Events in Egypt have also affected the flow of goods into Gaza. The volume of fuel and construction materials shipped through the tunnels dropped significantly in June due to increased Egyptian military presence in the Sinai desert. Operations in some of the tunnels were renewed nine days ago, but shortages are still being felt felt throughout the Gaza Strip. For example, the price of a ton of cement has jumped from 380 NIS to 550 NIS and the price of a liter of Egyptian benzene has gone up from 3.2 NIS to 3.5 NIS.  The price of cleaning products, chocolate, and Egyptian dairy products has also increased. The price of 3 kg of sugar has risen from 10 NIS to 15 NIS.

The tunnels have become a major channel for bringing goods into the Gaza Strip, both because of Israel’s limitations on the entry of certain goods, such as building materials and fuel through Kerem Shalom Crossing, and because of low purchasing power in Gaza and cheaper prices in Egypt. In recent months, more goods have entered through the tunnels than entered via Kerem Shalom.

Egypt is not an occupying power in the Gaza Strip and it does not control Gaza’s air space and territorial waters. Therefore, its obligations towards Gaza's residents are strictly humanitarian. It must, however, take into consideration Gaza residents' right to freedom of movement and make the utmost effort to maintain a reliable and sufficient travel route through its territory.

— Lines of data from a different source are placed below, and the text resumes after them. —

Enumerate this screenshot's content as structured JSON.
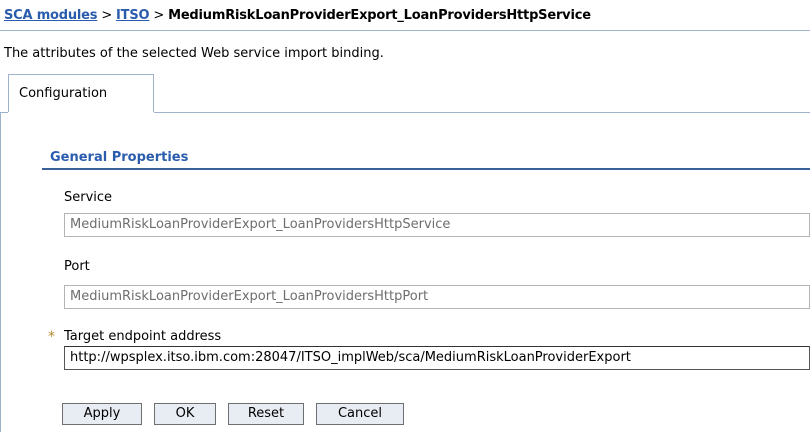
{
  "breadcrumb": {
    "items": [
      "SCA modules",
      "ITSO"
    ],
    "separator": ">",
    "current": "MediumRiskLoanProviderExport_LoanProvidersHttpService"
  },
  "description": "The attributes of the selected Web service import binding.",
  "tabs": [
    {
      "label": "Configuration",
      "active": true
    }
  ],
  "section": {
    "title": "General Properties"
  },
  "fields": {
    "service": {
      "label": "Service",
      "value": "MediumRiskLoanProviderExport_LoanProvidersHttpService",
      "readonly": true
    },
    "port": {
      "label": "Port",
      "value": "MediumRiskLoanProviderExport_LoanProvidersHttpPort",
      "readonly": true
    },
    "target_endpoint": {
      "label": "Target endpoint address",
      "value": "http://wpsplex.itso.ibm.com:28047/ITSO_implWeb/sca/MediumRiskLoanProviderExport",
      "required": true,
      "required_marker": "*"
    }
  },
  "buttons": {
    "apply": "Apply",
    "ok": "OK",
    "reset": "Reset",
    "cancel": "Cancel"
  },
  "colors": {
    "link": "#2a5cae",
    "section_rule": "#3b5f99",
    "required_marker": "#b38a2c"
  }
}
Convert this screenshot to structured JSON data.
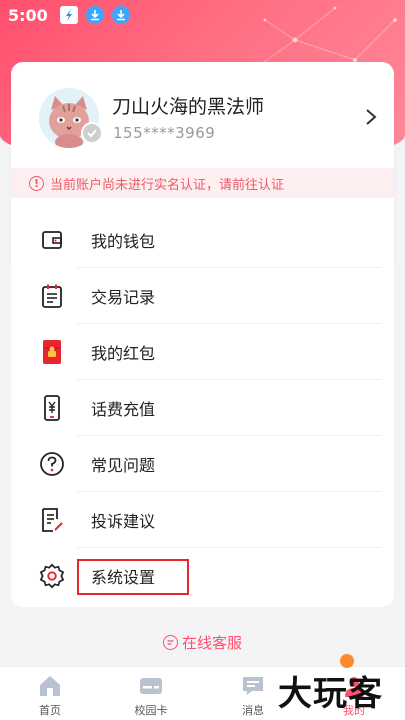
{
  "status_bar": {
    "time": "5:00"
  },
  "profile": {
    "username": "刀山火海的黑法师",
    "phone": "155****3969",
    "notice": "当前账户尚未进行实名认证，请前往认证"
  },
  "menu": {
    "items": [
      {
        "label": "我的钱包",
        "icon": "wallet-icon"
      },
      {
        "label": "交易记录",
        "icon": "transaction-record-icon"
      },
      {
        "label": "我的红包",
        "icon": "red-envelope-icon"
      },
      {
        "label": "话费充值",
        "icon": "phone-recharge-icon"
      },
      {
        "label": "常见问题",
        "icon": "question-icon"
      },
      {
        "label": "投诉建议",
        "icon": "feedback-icon"
      },
      {
        "label": "系统设置",
        "icon": "gear-icon"
      }
    ]
  },
  "service": {
    "label": "在线客服"
  },
  "tabbar": {
    "tabs": [
      {
        "label": "首页",
        "icon": "home-icon"
      },
      {
        "label": "校园卡",
        "icon": "card-icon"
      },
      {
        "label": "消息",
        "icon": "message-icon"
      },
      {
        "label": "我的",
        "icon": "profile-icon"
      }
    ]
  },
  "watermark": {
    "text": "大玩客"
  },
  "colors": {
    "brand": "#ff4f6e",
    "notice_bg": "#fdeff0",
    "notice_text": "#ee5a66",
    "highlight": "#e8242f"
  }
}
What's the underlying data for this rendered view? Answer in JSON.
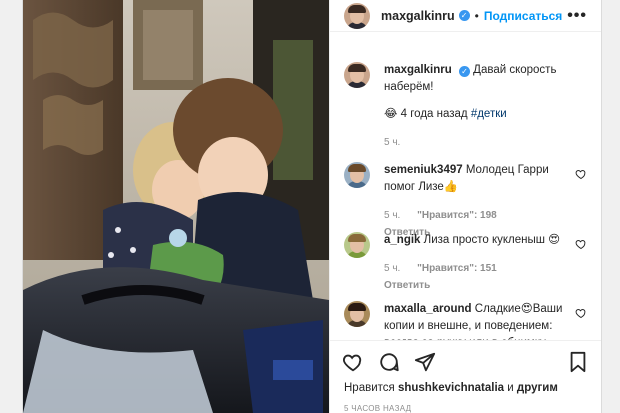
{
  "post": {
    "username": "maxgalkinru",
    "verified_mark": "✓",
    "separator": "•",
    "follow_label": "Подписаться",
    "more_label": "•••"
  },
  "caption": {
    "username": "maxgalkinru",
    "text": "Давай скорость наберём!",
    "emoji": "😂",
    "date_text": "4 года назад",
    "hashtag": "#детки",
    "time": "5 ч."
  },
  "comments": [
    {
      "username": "semeniuk3497",
      "text": "Молодец Гарри помог Лизе👍",
      "time": "5 ч.",
      "likes": "\"Нравится\": 198",
      "reply": "Ответить"
    },
    {
      "username": "a_ngik",
      "text": "Лиза просто кукленыш 😍",
      "time": "5 ч.",
      "likes": "\"Нравится\": 151",
      "reply": "Ответить"
    },
    {
      "username": "maxalla_around",
      "text": "Сладкие😍Ваши копии и внешне, и поведением: всегда за ручку или в обнимку"
    }
  ],
  "footer": {
    "likes_prefix": "Нравится",
    "likes_user": "shushkevichnatalia",
    "likes_and": "и",
    "likes_others": "другим",
    "timestamp": "5 ЧАСОВ НАЗАД"
  },
  "colors": {
    "accent": "#0095f6",
    "verified": "#3897f0",
    "muted": "#8e8e8e",
    "hashtag": "#00376b"
  },
  "icons": {
    "like": "heart-icon",
    "comment": "comment-icon",
    "share": "share-icon",
    "save": "bookmark-icon"
  }
}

In contrast, due to Israel's substantial control over the Gaza Strip, it has a duty, under the law of occupation, to enable Gaza residents to lead normal lives, including the possibility of leaving Gaza and returning to it. So long as travel through Rafah is not possible, for whatever reason, Israel must allow Gaza residents to exercise their right to freedom of movement through other crossings, whether on land through the border crossings between Israel and Gaza or by sea and air, to the outside world.